Dataset records:
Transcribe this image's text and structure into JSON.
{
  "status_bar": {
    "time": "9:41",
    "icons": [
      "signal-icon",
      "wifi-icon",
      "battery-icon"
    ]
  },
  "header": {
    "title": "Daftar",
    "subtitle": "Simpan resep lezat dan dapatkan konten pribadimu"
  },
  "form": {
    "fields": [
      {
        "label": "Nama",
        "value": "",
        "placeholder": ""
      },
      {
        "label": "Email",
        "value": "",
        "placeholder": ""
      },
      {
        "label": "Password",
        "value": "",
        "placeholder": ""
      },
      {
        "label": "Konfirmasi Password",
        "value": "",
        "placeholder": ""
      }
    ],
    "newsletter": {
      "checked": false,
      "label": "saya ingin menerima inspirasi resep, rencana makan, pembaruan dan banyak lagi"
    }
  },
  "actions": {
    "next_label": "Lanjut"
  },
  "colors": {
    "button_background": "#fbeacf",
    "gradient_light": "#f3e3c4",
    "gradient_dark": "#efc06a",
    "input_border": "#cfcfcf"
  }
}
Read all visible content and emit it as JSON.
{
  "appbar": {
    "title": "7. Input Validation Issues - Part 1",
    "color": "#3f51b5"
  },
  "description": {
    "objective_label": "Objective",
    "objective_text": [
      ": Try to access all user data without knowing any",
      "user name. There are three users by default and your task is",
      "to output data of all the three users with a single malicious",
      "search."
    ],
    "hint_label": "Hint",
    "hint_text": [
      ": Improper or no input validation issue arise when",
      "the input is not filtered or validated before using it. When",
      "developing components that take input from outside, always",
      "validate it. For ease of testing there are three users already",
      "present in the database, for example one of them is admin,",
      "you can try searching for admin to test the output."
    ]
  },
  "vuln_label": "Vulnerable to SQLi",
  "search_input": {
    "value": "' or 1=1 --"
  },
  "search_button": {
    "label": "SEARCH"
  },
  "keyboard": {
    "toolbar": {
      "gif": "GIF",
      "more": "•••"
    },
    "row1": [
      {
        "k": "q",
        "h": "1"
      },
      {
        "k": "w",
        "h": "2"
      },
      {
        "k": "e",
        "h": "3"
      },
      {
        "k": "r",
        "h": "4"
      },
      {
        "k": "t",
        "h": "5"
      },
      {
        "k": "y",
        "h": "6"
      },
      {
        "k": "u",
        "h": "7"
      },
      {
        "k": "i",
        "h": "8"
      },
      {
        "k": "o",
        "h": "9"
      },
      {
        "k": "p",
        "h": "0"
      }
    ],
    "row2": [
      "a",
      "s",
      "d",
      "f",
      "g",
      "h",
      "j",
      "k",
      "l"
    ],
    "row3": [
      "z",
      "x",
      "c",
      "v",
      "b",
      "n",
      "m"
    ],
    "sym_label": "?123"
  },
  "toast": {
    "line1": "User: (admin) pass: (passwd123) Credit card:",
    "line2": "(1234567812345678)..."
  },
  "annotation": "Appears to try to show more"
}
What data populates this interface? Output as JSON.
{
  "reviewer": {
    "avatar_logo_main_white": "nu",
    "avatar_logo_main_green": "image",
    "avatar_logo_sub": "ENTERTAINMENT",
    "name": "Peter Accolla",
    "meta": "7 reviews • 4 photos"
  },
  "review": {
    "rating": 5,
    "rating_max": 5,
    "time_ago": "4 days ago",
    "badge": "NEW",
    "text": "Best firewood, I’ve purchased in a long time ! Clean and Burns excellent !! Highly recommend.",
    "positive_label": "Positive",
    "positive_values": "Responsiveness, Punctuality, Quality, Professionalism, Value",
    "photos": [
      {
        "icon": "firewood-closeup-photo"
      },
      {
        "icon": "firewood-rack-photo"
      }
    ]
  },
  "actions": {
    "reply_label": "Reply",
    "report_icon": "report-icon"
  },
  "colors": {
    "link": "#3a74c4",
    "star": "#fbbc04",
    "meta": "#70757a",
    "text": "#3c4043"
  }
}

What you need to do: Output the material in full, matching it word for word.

Result below:
Transcribe this image's text and structure into JSON.
{
  "status_bar": {
    "time": "9:41",
    "icons": [
      "signal-icon",
      "wifi-icon",
      "battery-icon"
    ]
  },
  "header": {
    "title": "Daftar",
    "subtitle": "Simpan resep lezat dan dapatkan konten pribadimu"
  },
  "form": {
    "fields": [
      {
        "label": "Nama",
        "value": "",
        "placeholder": ""
      },
      {
        "label": "Email",
        "value": "",
        "placeholder": ""
      },
      {
        "label": "Password",
        "value": "",
        "placeholder": ""
      },
      {
        "label": "Konfirmasi Password",
        "value": "",
        "placeholder": ""
      }
    ],
    "newsletter": {
      "checked": false,
      "label": "saya ingin menerima inspirasi resep, rencana makan, pembaruan dan banyak lagi"
    }
  },
  "actions": {
    "next_label": "Lanjut"
  },
  "colors": {
    "button_background": "#fbeacf",
    "gradient_light": "#f3e3c4",
    "gradient_dark": "#efc06a",
    "input_border": "#cfcfcf"
  }
}
Read all visible content and emit it as JSON.
{
  "appbar": {
    "title": "7. Input Validation Issues - Part 1",
    "color": "#3f51b5"
  },
  "description": {
    "objective_label": "Objective",
    "objective_text": [
      ": Try to access all user data without knowing any",
      "user name. There are three users by default and your task is",
      "to output data of all the three users with a single malicious",
      "search."
    ],
    "hint_label": "Hint",
    "hint_text": [
      ": Improper or no input validation issue arise when",
      "the input is not filtered or validated before using it. When",
      "developing components that take input from outside, always",
      "validate it. For ease of testing there are three users already",
      "present in the database, for example one of them is admin,",
      "you can try searching for admin to test the output."
    ]
  },
  "vuln_label": "Vulnerable to SQLi",
  "search_input": {
    "value": "' or 1=1 --"
  },
  "search_button": {
    "label": "SEARCH"
  },
  "keyboard": {
    "toolbar": {
      "gif": "GIF",
      "more": "•••"
    },
    "row1": [
      {
        "k": "q",
        "h": "1"
      },
      {
        "k": "w",
        "h": "2"
      },
      {
        "k": "e",
        "h": "3"
      },
      {
        "k": "r",
        "h": "4"
      },
      {
        "k": "t",
        "h": "5"
      },
      {
        "k": "y",
        "h": "6"
      },
      {
        "k": "u",
        "h": "7"
      },
      {
        "k": "i",
        "h": "8"
      },
      {
        "k": "o",
        "h": "9"
      },
      {
        "k": "p",
        "h": "0"
      }
    ],
    "row2": [
      "a",
      "s",
      "d",
      "f",
      "g",
      "h",
      "j",
      "k",
      "l"
    ],
    "row3": [
      "z",
      "x",
      "c",
      "v",
      "b",
      "n",
      "m"
    ],
    "sym_label": "?123"
  },
  "toast": {
    "line1": "User: (admin) pass: (passwd123) Credit card:",
    "line2": "(1234567812345678)..."
  },
  "annotation": "Appears to try to show more"
}
What data populates this interface? Output as JSON.
{
  "reviewer": {
    "avatar_logo_main_white": "nu",
    "avatar_logo_main_green": "image",
    "avatar_logo_sub": "ENTERTAINMENT",
    "name": "Peter Accolla",
    "meta": "7 reviews • 4 photos"
  },
  "review": {
    "rating": 5,
    "rating_max": 5,
    "time_ago": "4 days ago",
    "badge": "NEW",
    "text": "Best firewood, I’ve purchased in a long time ! Clean and Burns excellent !! Highly recommend.",
    "positive_label": "Positive",
    "positive_values": "Responsiveness, Punctuality, Quality, Professionalism, Value",
    "photos": [
      {
        "icon": "firewood-closeup-photo"
      },
      {
        "icon": "firewood-rack-photo"
      }
    ]
  },
  "actions": {
    "reply_label": "Reply",
    "report_icon": "report-icon"
  },
  "colors": {
    "link": "#3a74c4",
    "star": "#fbbc04",
    "meta": "#70757a",
    "text": "#3c4043"
  }
}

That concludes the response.